By: Donovan W. Mann – email@example.com
Humboldt, IA – The City of Humboldt is being required to decrease the size of two rock dams in the Des Moines River.
During recent council meetings for the City of Humboldt there has been discussions on the rock dams in West Fork Des Moines River that are in the city limits. City Administrator Travis Goedken confirms that the rocks dams are permitted by the DNR but their current size is not.
The first dam in question is located by the water plant in the northern part of the city. The second dam is located more south by 8th Avenue South. As the case for both dams the DNR and Army Corp of Engineers has received complaints and the city has been found in violation of the dams being too large.
The city administrator confirms that the only part of the agreement the city is found in violation of is the dams need to be made “much smaller.” Goedken says that all the material currently making up the dams came directly from the river bed. No foreign material is allowed as part of the permit and agreements. “That’s the case there” he says. The “only issue” is that the dams do not fit within the specified dimensions.
In order for the city to be in compliance with their permit the rock must be completely removed from the river. Goedken says that the DNR and United States Army Corps of Engineers will not allow the city to “sluff the rock back into the river, where it came from” but rather stock pile it all. The stock piles must be located outside of the flood plains which is more of a problem for the south dam than the north dam.
Goedken says the city has already paid $4,000 this year to have the dams restored to their current state but the total cost to return the dams to proper size is unknown. The city allocates $3,000 a year specifically for these dams to be maintained. The city administrator says he believes they haven’t had to use this money for about seven years. The actual cost of the project is currently unknown due to the city not knowing what work will need to be done. If rock needs to be hauled it will cost more but Goedken has no exact numbers. “All depends on what they’re going to make us do.”

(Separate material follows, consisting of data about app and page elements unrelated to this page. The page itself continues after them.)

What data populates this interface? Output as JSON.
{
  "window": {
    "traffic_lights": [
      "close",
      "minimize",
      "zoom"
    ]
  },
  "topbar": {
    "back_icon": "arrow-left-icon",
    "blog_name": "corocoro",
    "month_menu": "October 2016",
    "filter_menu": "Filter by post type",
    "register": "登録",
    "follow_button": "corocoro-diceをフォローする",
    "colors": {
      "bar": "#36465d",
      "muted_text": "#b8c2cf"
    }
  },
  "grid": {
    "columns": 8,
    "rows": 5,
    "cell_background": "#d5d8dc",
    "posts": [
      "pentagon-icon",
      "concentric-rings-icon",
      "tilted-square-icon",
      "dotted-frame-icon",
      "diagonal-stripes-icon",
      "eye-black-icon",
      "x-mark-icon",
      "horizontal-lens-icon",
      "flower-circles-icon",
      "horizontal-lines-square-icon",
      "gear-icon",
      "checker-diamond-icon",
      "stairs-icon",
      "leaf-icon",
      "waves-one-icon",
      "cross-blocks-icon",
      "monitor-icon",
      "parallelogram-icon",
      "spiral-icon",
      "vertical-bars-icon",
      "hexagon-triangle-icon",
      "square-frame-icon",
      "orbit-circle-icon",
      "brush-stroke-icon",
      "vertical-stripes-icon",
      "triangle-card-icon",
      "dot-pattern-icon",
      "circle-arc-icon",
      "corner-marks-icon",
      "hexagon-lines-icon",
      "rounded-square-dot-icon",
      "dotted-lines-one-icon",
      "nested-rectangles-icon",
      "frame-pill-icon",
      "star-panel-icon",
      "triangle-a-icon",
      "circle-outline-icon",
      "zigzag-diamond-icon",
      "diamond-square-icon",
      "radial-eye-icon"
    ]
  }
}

The city is working with the DNR to figure out the solution to the current issue. Goedken says the city is also considering enhancements for the dams to make the fishing environment better for the residents at Humboldt.
Further updates will be provided once details are made available to KHBT.